-- RECORDS SUPPLIED --
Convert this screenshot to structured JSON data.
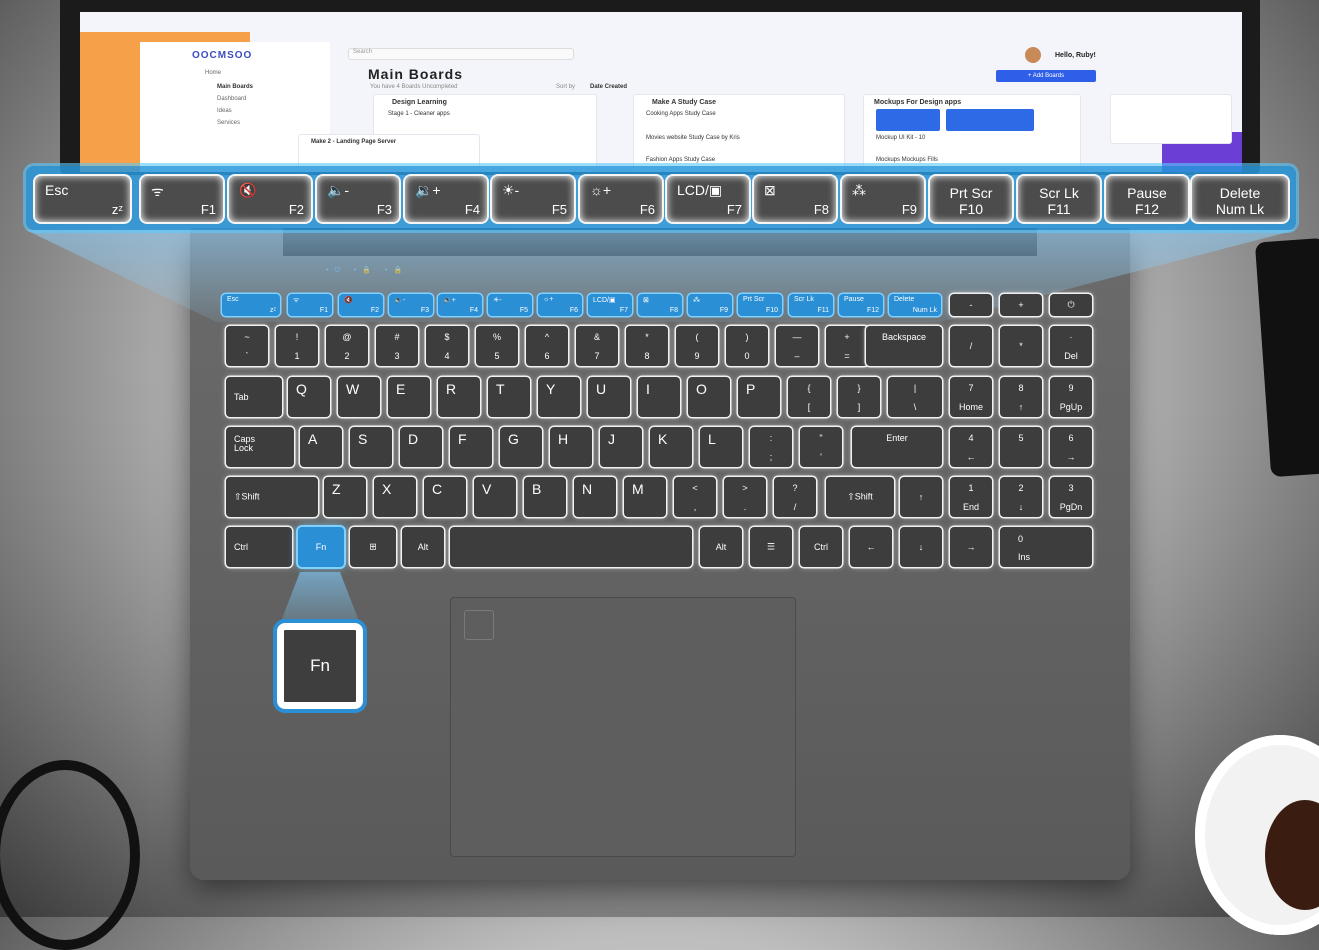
{
  "screen": {
    "logo": "OOCMSOO",
    "search_placeholder": "Search",
    "nav": [
      "Home",
      "Main Boards",
      "Dashboard",
      "Ideas",
      "Services"
    ],
    "title": "Main Boards",
    "subtitle": "You have 4 Boards Uncompleted",
    "sort_label": "Sort by",
    "sort_value": "Date Created",
    "add_button": "+ Add Boards",
    "user_name": "Hello, Ruby!",
    "cards": [
      {
        "title": "Design Learning",
        "line": "Stage 1 - Cleaner apps"
      },
      {
        "title": "Make A Study Case",
        "line": "Cooking Apps Study Case",
        "line2": "Movies website Study Case by Kris",
        "line3": "Fashion Apps Study Case"
      },
      {
        "title": "Mockups For Design apps",
        "line": "Mockup UI Kit - 10",
        "line2": "Mockups Mockups Fills"
      }
    ],
    "bottom_card": "Make 2 - Landing Page Server"
  },
  "highlight_keys": [
    {
      "top": "Esc",
      "fn": "zᶻ"
    },
    {
      "top": "ᯤ",
      "fn": "F1"
    },
    {
      "top": "🔇",
      "fn": "F2"
    },
    {
      "top": "🔈-",
      "fn": "F3"
    },
    {
      "top": "🔉+",
      "fn": "F4"
    },
    {
      "top": "☀-",
      "fn": "F5"
    },
    {
      "top": "☼+",
      "fn": "F6"
    },
    {
      "top": "LCD/▣",
      "fn": "F7"
    },
    {
      "top": "⊠",
      "fn": "F8"
    },
    {
      "top": "⁂",
      "fn": "F9"
    },
    {
      "top": "Prt Scr",
      "fn": "F10"
    },
    {
      "top": "Scr Lk",
      "fn": "F11"
    },
    {
      "top": "Pause",
      "fn": "F12"
    },
    {
      "top": "Delete",
      "fn": "Num Lk"
    }
  ],
  "fn_row_extra": [
    "-",
    "+",
    "⏻"
  ],
  "row1": [
    {
      "u": "~",
      "d": "`"
    },
    {
      "u": "!",
      "d": "1"
    },
    {
      "u": "@",
      "d": "2"
    },
    {
      "u": "#",
      "d": "3"
    },
    {
      "u": "$",
      "d": "4"
    },
    {
      "u": "%",
      "d": "5"
    },
    {
      "u": "^",
      "d": "6"
    },
    {
      "u": "&",
      "d": "7"
    },
    {
      "u": "*",
      "d": "8"
    },
    {
      "u": "(",
      "d": "9"
    },
    {
      "u": ")",
      "d": "0"
    },
    {
      "u": "—",
      "d": "–"
    },
    {
      "u": "+",
      "d": "="
    }
  ],
  "row1_backspace": "Backspace",
  "numpad_row1": [
    {
      "c": "/"
    },
    {
      "c": "*"
    },
    {
      "u": "·",
      "d": "Del"
    }
  ],
  "row2_tab": "Tab",
  "row2": [
    "Q",
    "W",
    "E",
    "R",
    "T",
    "Y",
    "U",
    "I",
    "O",
    "P"
  ],
  "row2_brackets": [
    {
      "u": "{",
      "d": "["
    },
    {
      "u": "}",
      "d": "]"
    },
    {
      "u": "|",
      "d": "\\"
    }
  ],
  "numpad_row2": [
    {
      "u": "7",
      "d": "Home"
    },
    {
      "u": "8",
      "d": "↑"
    },
    {
      "u": "9",
      "d": "PgUp"
    }
  ],
  "row3_caps": "Caps\nLock",
  "row3": [
    "A",
    "S",
    "D",
    "F",
    "G",
    "H",
    "J",
    "K",
    "L"
  ],
  "row3_punct": [
    {
      "u": ":",
      "d": ";"
    },
    {
      "u": "\"",
      "d": "'"
    }
  ],
  "row3_enter": "Enter",
  "numpad_row3": [
    {
      "u": "4",
      "d": "←"
    },
    {
      "u": "5",
      "d": ""
    },
    {
      "u": "6",
      "d": "→"
    }
  ],
  "row4_shift": "⇧Shift",
  "row4": [
    "Z",
    "X",
    "C",
    "V",
    "B",
    "N",
    "M"
  ],
  "row4_punct": [
    {
      "u": "<",
      "d": ","
    },
    {
      "u": ">",
      "d": "."
    },
    {
      "u": "?",
      "d": "/"
    }
  ],
  "row4_rshift": "⇧Shift",
  "row4_up": "↑",
  "numpad_row4": [
    {
      "u": "1",
      "d": "End"
    },
    {
      "u": "2",
      "d": "↓"
    },
    {
      "u": "3",
      "d": "PgDn"
    }
  ],
  "row5": {
    "ctrl": "Ctrl",
    "fn": "Fn",
    "win": "⊞",
    "alt": "Alt",
    "ralt": "Alt",
    "menu": "☰",
    "rctrl": "Ctrl",
    "left": "←",
    "down": "↓",
    "right": "→",
    "zero_u": "0",
    "zero_d": "Ins"
  },
  "fn_zoom": "Fn"
}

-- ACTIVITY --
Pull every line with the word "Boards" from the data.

-- EXERCISE RESPONSE --
      "Main Boards",
    "title": "Main Boards",
    "subtitle": "You have 4 Boards Uncompleted",
    "add_button": "+ Add Boards",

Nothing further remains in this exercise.